[PROVIDED RECORDS — start]

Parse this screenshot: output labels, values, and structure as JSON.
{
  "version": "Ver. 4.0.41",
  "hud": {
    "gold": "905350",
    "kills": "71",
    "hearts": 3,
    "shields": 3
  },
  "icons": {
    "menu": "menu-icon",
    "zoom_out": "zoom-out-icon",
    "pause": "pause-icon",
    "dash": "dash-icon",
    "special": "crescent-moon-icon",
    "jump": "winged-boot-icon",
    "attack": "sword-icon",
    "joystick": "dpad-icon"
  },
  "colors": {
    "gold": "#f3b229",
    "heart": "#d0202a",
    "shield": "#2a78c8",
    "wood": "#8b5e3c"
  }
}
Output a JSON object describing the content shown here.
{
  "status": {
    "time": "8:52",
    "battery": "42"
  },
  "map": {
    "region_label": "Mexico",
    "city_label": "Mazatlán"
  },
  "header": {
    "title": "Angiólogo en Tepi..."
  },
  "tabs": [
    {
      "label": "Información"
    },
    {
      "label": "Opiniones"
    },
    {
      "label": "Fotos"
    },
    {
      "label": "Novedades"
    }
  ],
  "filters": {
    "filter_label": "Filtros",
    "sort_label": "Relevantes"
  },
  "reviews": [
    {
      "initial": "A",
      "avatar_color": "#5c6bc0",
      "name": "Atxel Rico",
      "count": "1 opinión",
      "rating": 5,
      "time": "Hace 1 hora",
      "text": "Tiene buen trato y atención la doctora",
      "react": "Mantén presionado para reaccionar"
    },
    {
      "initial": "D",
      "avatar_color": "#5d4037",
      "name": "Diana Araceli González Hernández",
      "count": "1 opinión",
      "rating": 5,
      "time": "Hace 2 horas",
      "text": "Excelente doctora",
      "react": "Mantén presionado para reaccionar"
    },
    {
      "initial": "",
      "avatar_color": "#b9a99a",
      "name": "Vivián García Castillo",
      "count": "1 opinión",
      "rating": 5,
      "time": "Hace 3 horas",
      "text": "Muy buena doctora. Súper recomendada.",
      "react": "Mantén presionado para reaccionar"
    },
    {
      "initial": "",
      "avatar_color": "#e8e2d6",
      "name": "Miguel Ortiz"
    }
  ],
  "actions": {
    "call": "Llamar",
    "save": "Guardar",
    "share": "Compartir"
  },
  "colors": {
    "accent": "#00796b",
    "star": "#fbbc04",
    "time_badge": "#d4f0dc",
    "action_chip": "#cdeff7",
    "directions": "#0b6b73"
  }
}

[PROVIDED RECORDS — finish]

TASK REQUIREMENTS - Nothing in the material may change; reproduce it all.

OUTPUT FOR THIS TASK -
Parse this screenshot: output labels, values, and structure as JSON.
{
  "version": "Ver. 4.0.41",
  "hud": {
    "gold": "905350",
    "kills": "71",
    "hearts": 3,
    "shields": 3
  },
  "icons": {
    "menu": "menu-icon",
    "zoom_out": "zoom-out-icon",
    "pause": "pause-icon",
    "dash": "dash-icon",
    "special": "crescent-moon-icon",
    "jump": "winged-boot-icon",
    "attack": "sword-icon",
    "joystick": "dpad-icon"
  },
  "colors": {
    "gold": "#f3b229",
    "heart": "#d0202a",
    "shield": "#2a78c8",
    "wood": "#8b5e3c"
  }
}
Output a JSON object describing the content shown here.
{
  "status": {
    "time": "8:52",
    "battery": "42"
  },
  "map": {
    "region_label": "Mexico",
    "city_label": "Mazatlán"
  },
  "header": {
    "title": "Angiólogo en Tepi..."
  },
  "tabs": [
    {
      "label": "Información"
    },
    {
      "label": "Opiniones"
    },
    {
      "label": "Fotos"
    },
    {
      "label": "Novedades"
    }
  ],
  "filters": {
    "filter_label": "Filtros",
    "sort_label": "Relevantes"
  },
  "reviews": [
    {
      "initial": "A",
      "avatar_color": "#5c6bc0",
      "name": "Atxel Rico",
      "count": "1 opinión",
      "rating": 5,
      "time": "Hace 1 hora",
      "text": "Tiene buen trato y atención la doctora",
      "react": "Mantén presionado para reaccionar"
    },
    {
      "initial": "D",
      "avatar_color": "#5d4037",
      "name": "Diana Araceli González Hernández",
      "count": "1 opinión",
      "rating": 5,
      "time": "Hace 2 horas",
      "text": "Excelente doctora",
      "react": "Mantén presionado para reaccionar"
    },
    {
      "initial": "",
      "avatar_color": "#b9a99a",
      "name": "Vivián García Castillo",
      "count": "1 opinión",
      "rating": 5,
      "time": "Hace 3 horas",
      "text": "Muy buena doctora. Súper recomendada.",
      "react": "Mantén presionado para reaccionar"
    },
    {
      "initial": "",
      "avatar_color": "#e8e2d6",
      "name": "Miguel Ortiz"
    }
  ],
  "actions": {
    "call": "Llamar",
    "save": "Guardar",
    "share": "Compartir"
  },
  "colors": {
    "accent": "#00796b",
    "star": "#fbbc04",
    "time_badge": "#d4f0dc",
    "action_chip": "#cdeff7",
    "directions": "#0b6b73"
  }
}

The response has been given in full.